*** Opening of Task material ***

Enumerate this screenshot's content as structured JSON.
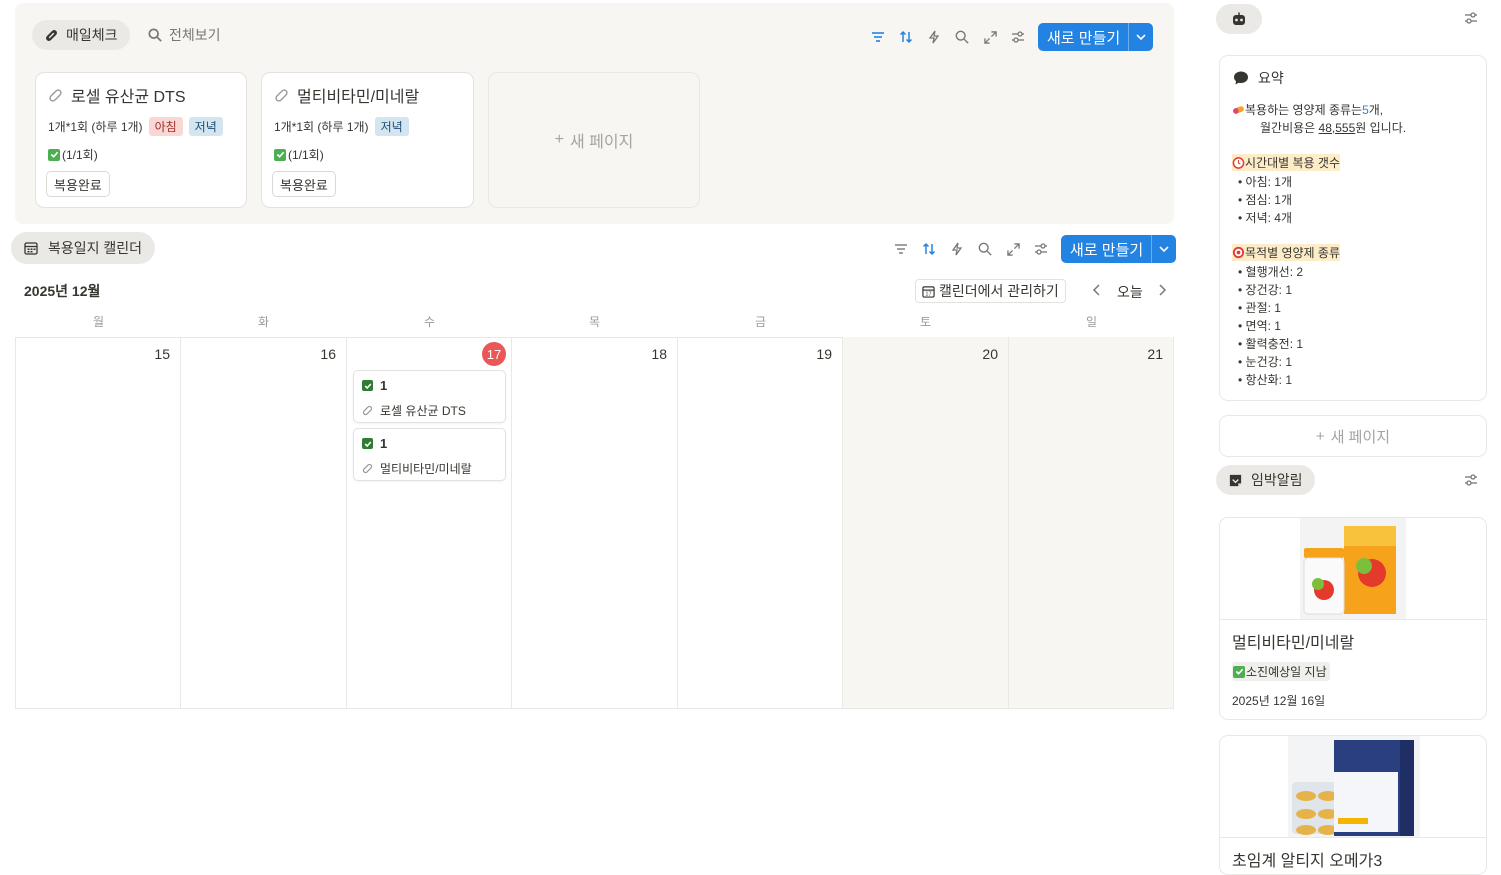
{
  "top_block": {
    "tabs": [
      {
        "label": "매일체크",
        "icon": "pill-icon"
      },
      {
        "label": "전체보기",
        "icon": "search-icon"
      }
    ],
    "new_button": "새로 만들기",
    "cards": [
      {
        "title": "로셀 유산균 DTS",
        "dose": "1개*1회 (하루 1개)",
        "tags": [
          "아침",
          "저녁"
        ],
        "status": "(1/1회)",
        "button": "복용완료"
      },
      {
        "title": "멀티비타민/미네랄",
        "dose": "1개*1회 (하루 1개)",
        "tags": [
          "저녁"
        ],
        "status": "(1/1회)",
        "button": "복용완료"
      }
    ],
    "new_page": "새 페이지"
  },
  "calendar": {
    "view_label": "복용일지 캘린더",
    "new_button": "새로 만들기",
    "month": "2025년 12월",
    "manage_button": "캘린더에서 관리하기",
    "today_button": "오늘",
    "weekdays": [
      "월",
      "화",
      "수",
      "목",
      "금",
      "토",
      "일"
    ],
    "days": [
      "15",
      "16",
      "17",
      "18",
      "19",
      "20",
      "21"
    ],
    "today": "17",
    "events": [
      {
        "count": "1",
        "name": "로셀 유산균 DTS"
      },
      {
        "count": "1",
        "name": "멀티비타민/미네랄"
      }
    ]
  },
  "summary": {
    "title": "요약",
    "line1_pre": "복용하는 영양제 종류는 ",
    "line1_num": "5",
    "line1_post": "개,",
    "line2_pre": "월간비용은 ",
    "line2_num": "48,555",
    "line2_post": "원 입니다.",
    "time_heading": "시간대별 복용 갯수",
    "time_items": [
      "아침: 1개",
      "점심: 1개",
      "저녁: 4개"
    ],
    "purpose_heading": "목적별 영양제 종류",
    "purpose_items": [
      "혈행개선: 2",
      "장건강: 1",
      "관절: 1",
      "면역: 1",
      "활력충전: 1",
      "눈건강: 1",
      "항산화: 1"
    ],
    "new_page": "새 페이지"
  },
  "alerts": {
    "title": "임박알림",
    "items": [
      {
        "name": "멀티비타민/미네랄",
        "status": "소진예상일 지남",
        "date": "2025년 12월 16일"
      },
      {
        "name": "초임계 알티지 오메가3"
      }
    ]
  },
  "colors": {
    "accent": "#2383e2",
    "today": "#eb5757",
    "weekend": "#f7f6f3"
  }
}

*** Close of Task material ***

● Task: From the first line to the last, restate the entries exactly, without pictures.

● Exercise output:
Enumerate this screenshot's content as structured JSON.
{
  "top_block": {
    "tabs": [
      {
        "label": "매일체크",
        "icon": "pill-icon"
      },
      {
        "label": "전체보기",
        "icon": "search-icon"
      }
    ],
    "new_button": "새로 만들기",
    "cards": [
      {
        "title": "로셀 유산균 DTS",
        "dose": "1개*1회 (하루 1개)",
        "tags": [
          "아침",
          "저녁"
        ],
        "status": "(1/1회)",
        "button": "복용완료"
      },
      {
        "title": "멀티비타민/미네랄",
        "dose": "1개*1회 (하루 1개)",
        "tags": [
          "저녁"
        ],
        "status": "(1/1회)",
        "button": "복용완료"
      }
    ],
    "new_page": "새 페이지"
  },
  "calendar": {
    "view_label": "복용일지 캘린더",
    "new_button": "새로 만들기",
    "month": "2025년 12월",
    "manage_button": "캘린더에서 관리하기",
    "today_button": "오늘",
    "weekdays": [
      "월",
      "화",
      "수",
      "목",
      "금",
      "토",
      "일"
    ],
    "days": [
      "15",
      "16",
      "17",
      "18",
      "19",
      "20",
      "21"
    ],
    "today": "17",
    "events": [
      {
        "count": "1",
        "name": "로셀 유산균 DTS"
      },
      {
        "count": "1",
        "name": "멀티비타민/미네랄"
      }
    ]
  },
  "summary": {
    "title": "요약",
    "line1_pre": "복용하는 영양제 종류는 ",
    "line1_num": "5",
    "line1_post": "개,",
    "line2_pre": "월간비용은 ",
    "line2_num": "48,555",
    "line2_post": "원 입니다.",
    "time_heading": "시간대별 복용 갯수",
    "time_items": [
      "아침: 1개",
      "점심: 1개",
      "저녁: 4개"
    ],
    "purpose_heading": "목적별 영양제 종류",
    "purpose_items": [
      "혈행개선: 2",
      "장건강: 1",
      "관절: 1",
      "면역: 1",
      "활력충전: 1",
      "눈건강: 1",
      "항산화: 1"
    ],
    "new_page": "새 페이지"
  },
  "alerts": {
    "title": "임박알림",
    "items": [
      {
        "name": "멀티비타민/미네랄",
        "status": "소진예상일 지남",
        "date": "2025년 12월 16일"
      },
      {
        "name": "초임계 알티지 오메가3"
      }
    ]
  },
  "colors": {
    "accent": "#2383e2",
    "today": "#eb5757",
    "weekend": "#f7f6f3"
  }
}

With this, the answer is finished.